The consequences of our destructive impact on the climate mean that extreme weather conditions, as witnessed at this year’s Giro, will become an increasingly common occurrence at bike races, and the organisers and riders are slowly starting to show they can adapt.
The snow-covered, icy roads which were, as Sean Kelly noted during the Giro, a fixture of the Irish-dominated editions of Paris-Nice in the 1980s, may recall a more ‘epic’ epoch, but couldn’t seriously be repeated during a period of cycling history when the stakes, and therefore the intensity and speed of the racing, are higher than ever.
Covid, and the long-lasting effects the virus has had on some riders, have also put the previously heroic image of the brave rider struggling through a grand tour with illness in a whole new, worrying light.

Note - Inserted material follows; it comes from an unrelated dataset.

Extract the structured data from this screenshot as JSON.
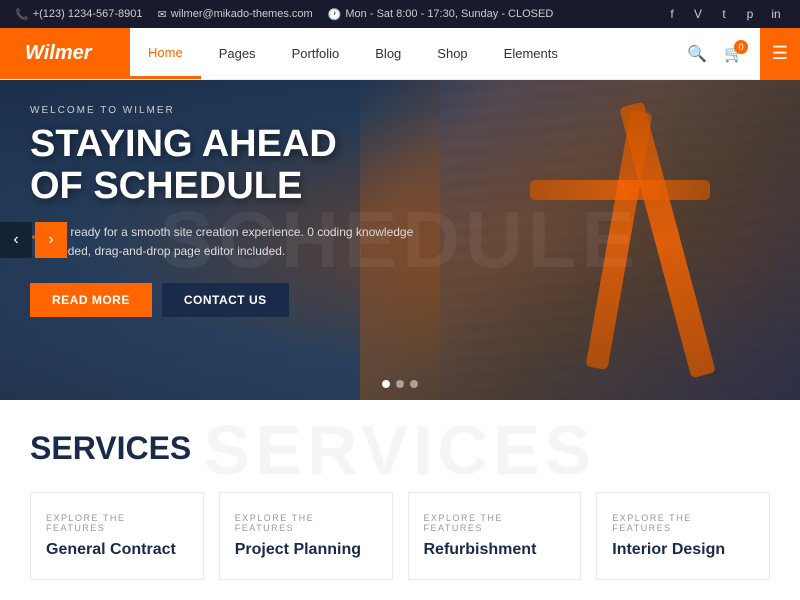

Cycling in the 2020s still has the capability of producing outstanding, mesmerising sporting feats. A quick glance at Annemiek van Vleuten and Tadej Pogačar’s recent exploits, or the hell for leather racing of last year’s Tour, or last Saturday’s dramatic finale on Monte Lussari, will tell you that. They just take place in a different context now.
The modern viewer doesn’t, or at least shouldn’t, require the sight of dishevelled racers standing on the side of the road shouting ‘assassins!’ at the Tour organisers to enjoy professional cycling. Or riders with broken bones, barely able to grip the handlebars, sacrificing their long-term health for the sake of a top 10 on GC. Or Remco Evenepoel wrecking his season, and potentially his career, just so he can properly ‘honour’ the pink jersey.
We just need good, exciting racing. And that, during this modern golden age of men’s and women’s pro cycling, is exactly what we’ve been getting for the past three years.
Professional cycling in 2023 remains a hard, cruel, often pitiless sport. It just so happens, at times, to be a more considerate – and human – one too. So, please, let’s change the narrative and turn away from this seemingly perpetual need to frame cycling as the world’s toughest sport.
The sport, and its riders, deserve better.
Ryan joined road.cc as a news writer in December 2021. He has written about cycling and some ball-centric sports for various websites, newspapers, magazines and radio. Before returning to writing about cycling full-time, he completed a PhD in History and published a book and numerous academic articles on religion and politics in Victorian Britain and Ireland (though he remained committed to boring his university colleagues and students with endless cycling trivia). He can be found riding his bike very slowly through the Dromara Hills of Co. Down.